Read text of speech below or download as [PDF] Dear Focal Points of the Alliance
It gives me great pleasure to greet you all and I would like to hail the very timely initiative, led by the OIC, to convene this meeting.
As you know I attach great importance to the unique role that the Focal Points can play in rooting the Alliance’s goals at national level and in promoting action at grass-roots level.
From your draft Agenda I understand the three main points at stake are: the adoption of an OIC Action Plan for the Alliance for 2012-2014; national plans; the Doha Forum.
Let me use this opportunity to say a few words on these three topics.
Regarding what the agenda calls “the OIC Plan of Action for the AOC (2012-2014)”, although I don’t know the details, I understand that you will be revisiting the 2006 High Level Report in order to identify which actions or recommendations need to be pushed further.
I must say that when I prepared the 3rd Implementation Plan (2011-2013) I took the same approach and would be happy indeed to learn more about the outcomes of your discussions.
Ten years after nine eleven, the High Level Report has to be put into perspective. In my view, three points have to be highlighted:
First, ten years after nine eleven, all reports show that tensions persist and that Muslim and Western publics continue to see relations between them as generally bad with both sides holding negative stereotypes of the other – these are, for instance, the main findings of the latest Pew Global Attitudes Survey.
According to this survey, many in the West see Muslims as fanatical and violent, while few say Muslims are tolerant or respectful of women. Meanwhile, Muslims in the Middle East and Asia generally see Westerns as selfish, immoral and greedy – as well as violent and fanatical.
However, the latest survey also finds something of a thaw in the US and Europe compared with five years ago.
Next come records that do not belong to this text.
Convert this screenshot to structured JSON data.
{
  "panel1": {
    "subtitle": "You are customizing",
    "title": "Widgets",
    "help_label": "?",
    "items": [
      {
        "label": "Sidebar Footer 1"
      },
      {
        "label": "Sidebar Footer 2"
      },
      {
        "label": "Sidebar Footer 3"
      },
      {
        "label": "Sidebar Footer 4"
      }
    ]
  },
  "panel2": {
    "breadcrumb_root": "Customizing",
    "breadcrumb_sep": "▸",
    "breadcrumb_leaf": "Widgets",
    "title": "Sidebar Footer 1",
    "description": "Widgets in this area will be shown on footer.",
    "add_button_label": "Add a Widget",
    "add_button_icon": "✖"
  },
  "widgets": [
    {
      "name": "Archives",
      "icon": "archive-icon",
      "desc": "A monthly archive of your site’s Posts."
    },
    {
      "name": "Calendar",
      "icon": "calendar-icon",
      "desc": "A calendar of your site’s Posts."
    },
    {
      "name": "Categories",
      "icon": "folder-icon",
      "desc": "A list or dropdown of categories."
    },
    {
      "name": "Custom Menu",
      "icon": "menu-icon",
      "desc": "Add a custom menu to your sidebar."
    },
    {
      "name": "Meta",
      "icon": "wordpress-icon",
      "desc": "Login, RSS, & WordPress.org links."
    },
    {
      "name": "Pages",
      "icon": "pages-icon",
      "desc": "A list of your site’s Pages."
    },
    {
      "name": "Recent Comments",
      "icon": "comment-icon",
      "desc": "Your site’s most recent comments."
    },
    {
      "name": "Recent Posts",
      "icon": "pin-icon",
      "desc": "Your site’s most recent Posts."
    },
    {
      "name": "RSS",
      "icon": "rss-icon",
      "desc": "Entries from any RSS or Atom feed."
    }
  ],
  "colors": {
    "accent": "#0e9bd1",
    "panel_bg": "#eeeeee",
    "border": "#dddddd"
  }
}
A greater percentage of Western publics now see relations between themselves and Muslims as generally good compared with 2006. In contrast, Muslims in predominantly Muslim nations are inclined to say relations are generally as bad as they were five years ago. And, as in the past, Muslims express more unfavourable opinions about Christians than Americans or Europeans express about Muslims.
Because of these findings – which are corroborated by other reports and surveys – I decided to include in the Doha Forum a session on this topical issue. It is essential to raise a number of key questions, namely: what are the causes of these bad relations? About which side holds the high ground on key issues? Further to disagreement, what are the points of agreement? What are the shared concerns?
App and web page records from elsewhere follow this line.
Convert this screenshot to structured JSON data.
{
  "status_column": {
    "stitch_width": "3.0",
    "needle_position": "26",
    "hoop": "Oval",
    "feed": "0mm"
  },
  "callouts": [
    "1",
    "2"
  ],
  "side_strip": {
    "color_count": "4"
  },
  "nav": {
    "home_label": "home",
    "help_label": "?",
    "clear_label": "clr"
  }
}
Indeed, recognizing the problems is essential but not enough. Further to a good diagnosis, we need a good therapy.
As you know, for me this means: policy action, in other terms: Nationals Plans and Regional Strategies.
Without a national vision and strategy it is not possible to bring about sustainable change on the ground. To be successful and reach grass-roots this strategy has indeed to combine a top-down and a bottom-up approach. It has to rely on communities, on civil society involvement. But it has to be supported by strong policies towards building inclusive, pluralist societies at all levels and in all fields. In this regard education, as well as youth and media, are key issues. The migration/minorities field is of course also of great importance.
So regarding the second point – on National Plans -, I only want to make three comments: to urge you to develop strong, holistic National Plans; and to offer you the UNAOC’s willingness to organise a whole session on National Plans on the occasion of your next meeting. Furthermore, I would like to suggest organising country missions in 2012 to work with each of you on your National Plans in order to make the most of the (limited) UNAOC resources and tools and try to expand them at national level (for instance, organising media trainings for journalists; developing a dialogue café and using it for intercultural programming and exchanges, etc.).
My last point concerns the Doha Forum. I am pleased to say that the programme strikes a happy balance between the ongoing UNAOC agenda and the specific new topic that the Doha Forum brings to our reflection and hopefully for new common actions.
The assumption that underpins the Doha Forum is twofold: the Millennium Declaration creates a link between the Alliance’s mission and goals and the agenda of the MDGs that can and should be further developed; cultural diversity and intercultural dialogue can boost development and indeed peace.
At the general meeting of Focal Points in Lisbon, in early November, which I hope all of you will attend, we will discuss further the expected outcomes of the Doha Forum. A document is being prepared for discussion with the proposals of commitments that I hope will be made in Doha.
For this Forum to be a real turning point it has to bring commitments to action. Commitments here stand for a plan to address a significant challenge that will have a positive impact on lives around the world.
I really count on you.
Many thanks. Good work